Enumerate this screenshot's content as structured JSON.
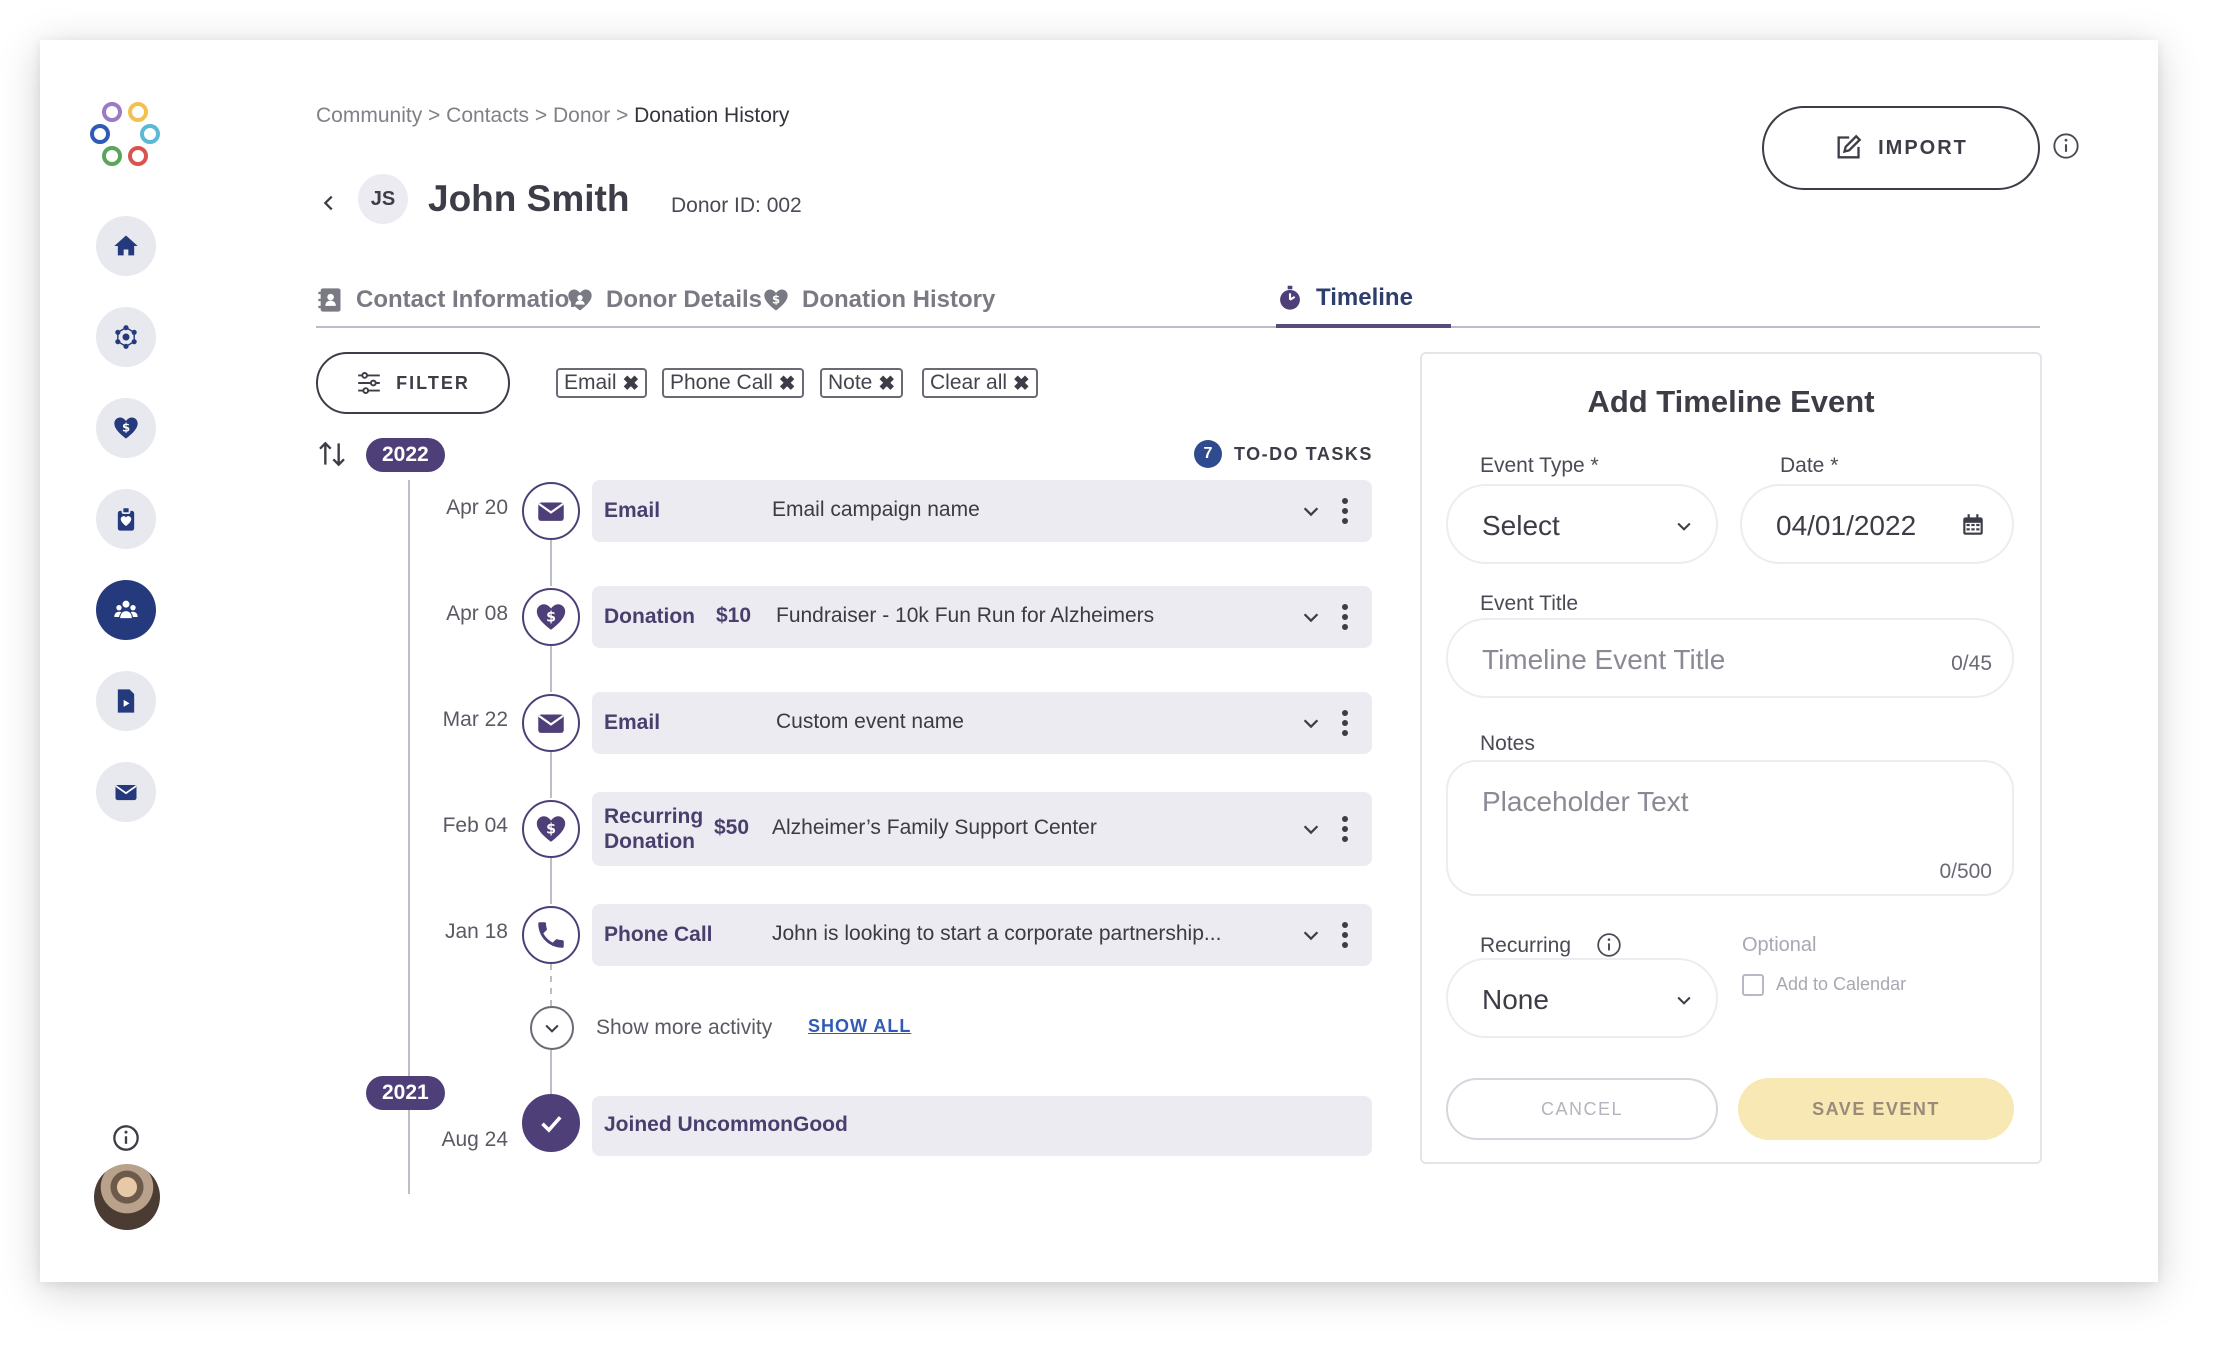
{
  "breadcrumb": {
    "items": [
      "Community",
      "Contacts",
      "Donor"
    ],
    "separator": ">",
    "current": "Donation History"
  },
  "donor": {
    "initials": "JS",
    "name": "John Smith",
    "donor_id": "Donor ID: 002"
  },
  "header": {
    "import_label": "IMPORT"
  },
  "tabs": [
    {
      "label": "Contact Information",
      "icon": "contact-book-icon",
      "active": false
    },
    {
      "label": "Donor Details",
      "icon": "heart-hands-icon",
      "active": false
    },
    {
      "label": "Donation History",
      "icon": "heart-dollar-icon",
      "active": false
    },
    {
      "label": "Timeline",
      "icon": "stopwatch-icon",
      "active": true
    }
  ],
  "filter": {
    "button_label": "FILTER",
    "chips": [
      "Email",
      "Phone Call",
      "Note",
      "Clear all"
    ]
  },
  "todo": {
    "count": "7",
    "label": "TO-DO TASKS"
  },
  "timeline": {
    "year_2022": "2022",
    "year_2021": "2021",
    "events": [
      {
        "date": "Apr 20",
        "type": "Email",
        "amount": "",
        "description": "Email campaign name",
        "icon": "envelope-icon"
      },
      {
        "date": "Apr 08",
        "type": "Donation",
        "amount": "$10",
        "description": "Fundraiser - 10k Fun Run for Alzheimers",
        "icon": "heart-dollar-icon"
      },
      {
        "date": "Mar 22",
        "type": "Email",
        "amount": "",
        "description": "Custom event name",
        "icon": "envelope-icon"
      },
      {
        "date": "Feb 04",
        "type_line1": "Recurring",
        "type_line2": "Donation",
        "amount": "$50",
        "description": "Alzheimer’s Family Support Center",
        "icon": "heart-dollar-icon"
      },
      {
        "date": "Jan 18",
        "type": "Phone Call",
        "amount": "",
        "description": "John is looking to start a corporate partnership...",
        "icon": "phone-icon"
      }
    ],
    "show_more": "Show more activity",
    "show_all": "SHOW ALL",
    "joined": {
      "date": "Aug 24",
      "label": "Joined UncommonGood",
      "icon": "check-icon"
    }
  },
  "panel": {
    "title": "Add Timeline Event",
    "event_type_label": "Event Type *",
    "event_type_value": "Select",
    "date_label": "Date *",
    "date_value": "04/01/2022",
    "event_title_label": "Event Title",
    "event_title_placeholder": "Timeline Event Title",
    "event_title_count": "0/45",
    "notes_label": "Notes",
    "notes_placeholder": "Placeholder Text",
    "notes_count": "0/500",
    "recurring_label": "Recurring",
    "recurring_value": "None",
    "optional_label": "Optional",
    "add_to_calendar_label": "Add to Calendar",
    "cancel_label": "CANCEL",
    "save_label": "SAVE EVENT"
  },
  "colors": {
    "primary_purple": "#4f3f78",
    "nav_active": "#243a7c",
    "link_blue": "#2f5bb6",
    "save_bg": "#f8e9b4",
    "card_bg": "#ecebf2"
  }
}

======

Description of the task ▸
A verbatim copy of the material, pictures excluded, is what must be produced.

Answer to the problem ▸
Enumerate this screenshot's content as structured JSON.
{
  "breadcrumb": {
    "items": [
      "Community",
      "Contacts",
      "Donor"
    ],
    "separator": ">",
    "current": "Donation History"
  },
  "donor": {
    "initials": "JS",
    "name": "John Smith",
    "donor_id": "Donor ID: 002"
  },
  "header": {
    "import_label": "IMPORT"
  },
  "tabs": [
    {
      "label": "Contact Information",
      "icon": "contact-book-icon",
      "active": false
    },
    {
      "label": "Donor Details",
      "icon": "heart-hands-icon",
      "active": false
    },
    {
      "label": "Donation History",
      "icon": "heart-dollar-icon",
      "active": false
    },
    {
      "label": "Timeline",
      "icon": "stopwatch-icon",
      "active": true
    }
  ],
  "filter": {
    "button_label": "FILTER",
    "chips": [
      "Email",
      "Phone Call",
      "Note",
      "Clear all"
    ]
  },
  "todo": {
    "count": "7",
    "label": "TO-DO TASKS"
  },
  "timeline": {
    "year_2022": "2022",
    "year_2021": "2021",
    "events": [
      {
        "date": "Apr 20",
        "type": "Email",
        "amount": "",
        "description": "Email campaign name",
        "icon": "envelope-icon"
      },
      {
        "date": "Apr 08",
        "type": "Donation",
        "amount": "$10",
        "description": "Fundraiser - 10k Fun Run for Alzheimers",
        "icon": "heart-dollar-icon"
      },
      {
        "date": "Mar 22",
        "type": "Email",
        "amount": "",
        "description": "Custom event name",
        "icon": "envelope-icon"
      },
      {
        "date": "Feb 04",
        "type_line1": "Recurring",
        "type_line2": "Donation",
        "amount": "$50",
        "description": "Alzheimer’s Family Support Center",
        "icon": "heart-dollar-icon"
      },
      {
        "date": "Jan 18",
        "type": "Phone Call",
        "amount": "",
        "description": "John is looking to start a corporate partnership...",
        "icon": "phone-icon"
      }
    ],
    "show_more": "Show more activity",
    "show_all": "SHOW ALL",
    "joined": {
      "date": "Aug 24",
      "label": "Joined UncommonGood",
      "icon": "check-icon"
    }
  },
  "panel": {
    "title": "Add Timeline Event",
    "event_type_label": "Event Type *",
    "event_type_value": "Select",
    "date_label": "Date *",
    "date_value": "04/01/2022",
    "event_title_label": "Event Title",
    "event_title_placeholder": "Timeline Event Title",
    "event_title_count": "0/45",
    "notes_label": "Notes",
    "notes_placeholder": "Placeholder Text",
    "notes_count": "0/500",
    "recurring_label": "Recurring",
    "recurring_value": "None",
    "optional_label": "Optional",
    "add_to_calendar_label": "Add to Calendar",
    "cancel_label": "CANCEL",
    "save_label": "SAVE EVENT"
  },
  "colors": {
    "primary_purple": "#4f3f78",
    "nav_active": "#243a7c",
    "link_blue": "#2f5bb6",
    "save_bg": "#f8e9b4",
    "card_bg": "#ecebf2"
  }
}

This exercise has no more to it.